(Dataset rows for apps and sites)
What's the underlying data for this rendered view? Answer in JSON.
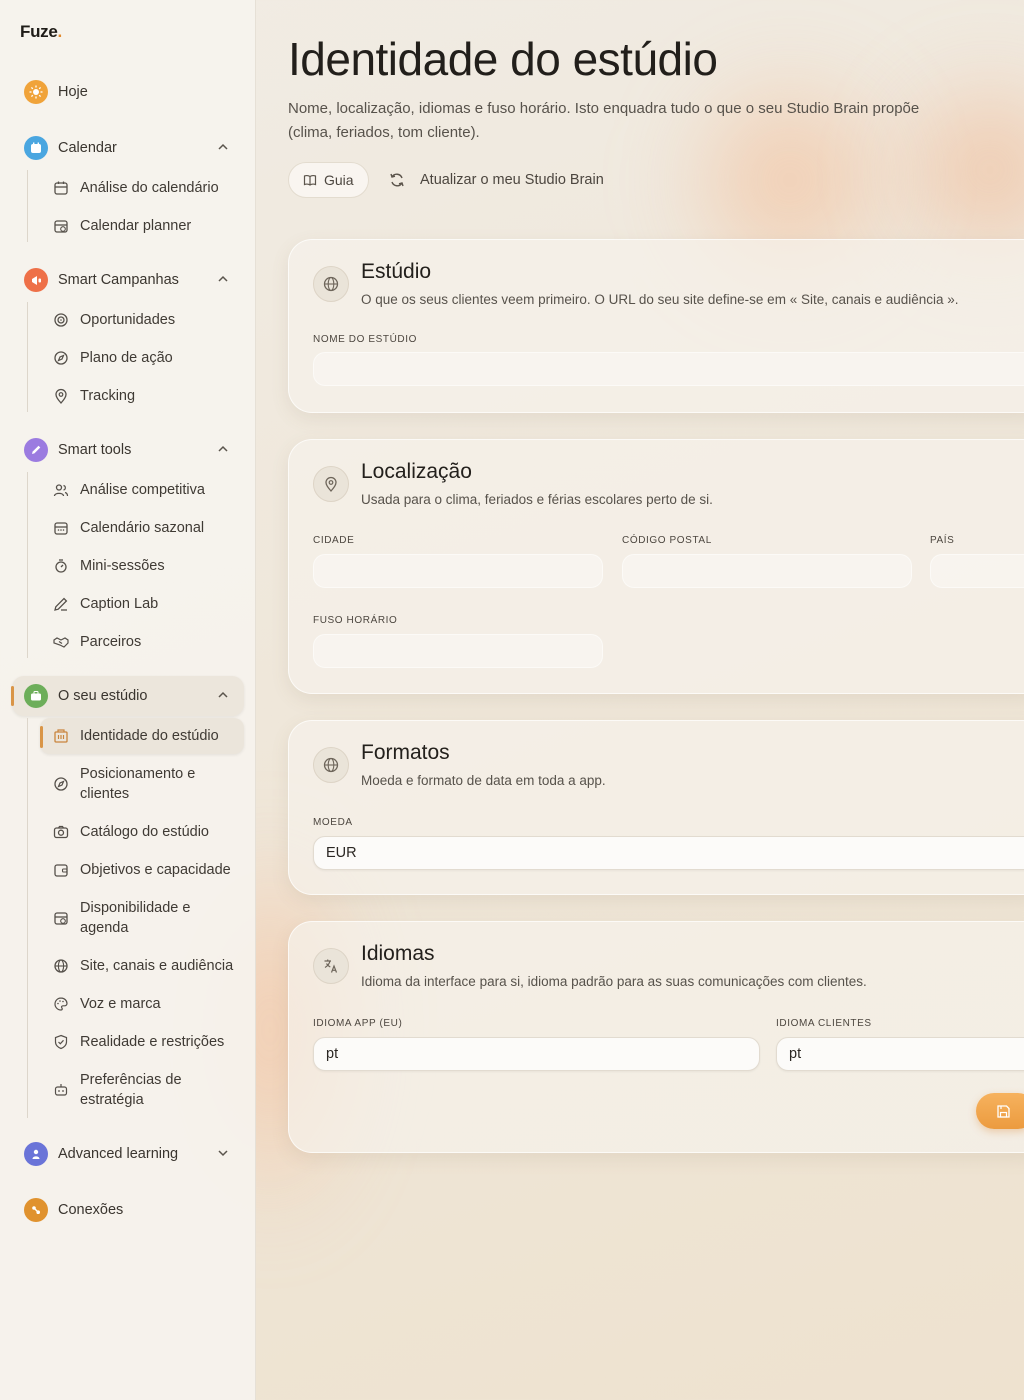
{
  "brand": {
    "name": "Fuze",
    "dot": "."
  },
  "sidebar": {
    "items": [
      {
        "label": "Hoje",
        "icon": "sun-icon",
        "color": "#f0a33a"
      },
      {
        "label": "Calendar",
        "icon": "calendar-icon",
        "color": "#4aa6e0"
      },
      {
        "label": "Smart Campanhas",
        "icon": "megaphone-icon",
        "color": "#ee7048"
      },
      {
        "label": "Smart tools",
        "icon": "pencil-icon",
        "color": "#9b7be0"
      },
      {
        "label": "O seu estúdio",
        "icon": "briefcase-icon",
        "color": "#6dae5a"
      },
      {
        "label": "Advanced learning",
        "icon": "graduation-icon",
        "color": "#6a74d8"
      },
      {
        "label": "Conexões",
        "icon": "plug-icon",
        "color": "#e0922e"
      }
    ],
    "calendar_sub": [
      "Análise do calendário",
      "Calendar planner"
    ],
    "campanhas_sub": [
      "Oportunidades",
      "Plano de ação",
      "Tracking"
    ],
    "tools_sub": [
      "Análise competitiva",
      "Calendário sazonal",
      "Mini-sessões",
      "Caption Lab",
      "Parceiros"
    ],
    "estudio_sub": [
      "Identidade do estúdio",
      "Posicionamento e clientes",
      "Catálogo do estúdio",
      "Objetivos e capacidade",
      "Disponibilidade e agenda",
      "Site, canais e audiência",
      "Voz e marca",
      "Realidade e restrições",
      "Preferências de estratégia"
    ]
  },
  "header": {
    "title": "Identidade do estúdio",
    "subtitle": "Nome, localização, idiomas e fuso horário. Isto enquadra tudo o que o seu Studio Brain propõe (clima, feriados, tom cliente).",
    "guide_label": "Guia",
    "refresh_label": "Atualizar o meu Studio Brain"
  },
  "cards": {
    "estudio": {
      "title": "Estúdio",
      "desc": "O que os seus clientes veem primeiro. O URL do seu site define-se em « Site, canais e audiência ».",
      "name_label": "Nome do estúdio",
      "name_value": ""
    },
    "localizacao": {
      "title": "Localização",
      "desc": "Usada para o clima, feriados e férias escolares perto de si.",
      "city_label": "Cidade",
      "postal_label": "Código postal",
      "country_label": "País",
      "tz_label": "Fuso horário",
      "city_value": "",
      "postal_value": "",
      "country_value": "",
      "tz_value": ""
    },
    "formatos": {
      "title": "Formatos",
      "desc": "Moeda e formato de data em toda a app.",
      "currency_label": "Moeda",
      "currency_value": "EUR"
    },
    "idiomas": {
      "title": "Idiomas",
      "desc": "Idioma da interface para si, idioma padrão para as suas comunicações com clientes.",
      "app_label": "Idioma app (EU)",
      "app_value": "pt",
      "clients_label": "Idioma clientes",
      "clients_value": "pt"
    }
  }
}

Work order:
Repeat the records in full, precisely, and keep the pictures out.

Expected output:
What's the underlying data for this rendered view? Answer in JSON.
{
  "brand": {
    "name": "Fuze",
    "dot": "."
  },
  "sidebar": {
    "items": [
      {
        "label": "Hoje",
        "icon": "sun-icon",
        "color": "#f0a33a"
      },
      {
        "label": "Calendar",
        "icon": "calendar-icon",
        "color": "#4aa6e0"
      },
      {
        "label": "Smart Campanhas",
        "icon": "megaphone-icon",
        "color": "#ee7048"
      },
      {
        "label": "Smart tools",
        "icon": "pencil-icon",
        "color": "#9b7be0"
      },
      {
        "label": "O seu estúdio",
        "icon": "briefcase-icon",
        "color": "#6dae5a"
      },
      {
        "label": "Advanced learning",
        "icon": "graduation-icon",
        "color": "#6a74d8"
      },
      {
        "label": "Conexões",
        "icon": "plug-icon",
        "color": "#e0922e"
      }
    ],
    "calendar_sub": [
      "Análise do calendário",
      "Calendar planner"
    ],
    "campanhas_sub": [
      "Oportunidades",
      "Plano de ação",
      "Tracking"
    ],
    "tools_sub": [
      "Análise competitiva",
      "Calendário sazonal",
      "Mini-sessões",
      "Caption Lab",
      "Parceiros"
    ],
    "estudio_sub": [
      "Identidade do estúdio",
      "Posicionamento e clientes",
      "Catálogo do estúdio",
      "Objetivos e capacidade",
      "Disponibilidade e agenda",
      "Site, canais e audiência",
      "Voz e marca",
      "Realidade e restrições",
      "Preferências de estratégia"
    ]
  },
  "header": {
    "title": "Identidade do estúdio",
    "subtitle": "Nome, localização, idiomas e fuso horário. Isto enquadra tudo o que o seu Studio Brain propõe (clima, feriados, tom cliente).",
    "guide_label": "Guia",
    "refresh_label": "Atualizar o meu Studio Brain"
  },
  "cards": {
    "estudio": {
      "title": "Estúdio",
      "desc": "O que os seus clientes veem primeiro. O URL do seu site define-se em « Site, canais e audiência ».",
      "name_label": "Nome do estúdio",
      "name_value": ""
    },
    "localizacao": {
      "title": "Localização",
      "desc": "Usada para o clima, feriados e férias escolares perto de si.",
      "city_label": "Cidade",
      "postal_label": "Código postal",
      "country_label": "País",
      "tz_label": "Fuso horário",
      "city_value": "",
      "postal_value": "",
      "country_value": "",
      "tz_value": ""
    },
    "formatos": {
      "title": "Formatos",
      "desc": "Moeda e formato de data em toda a app.",
      "currency_label": "Moeda",
      "currency_value": "EUR"
    },
    "idiomas": {
      "title": "Idiomas",
      "desc": "Idioma da interface para si, idioma padrão para as suas comunicações com clientes.",
      "app_label": "Idioma app (EU)",
      "app_value": "pt",
      "clients_label": "Idioma clientes",
      "clients_value": "pt"
    }
  }
}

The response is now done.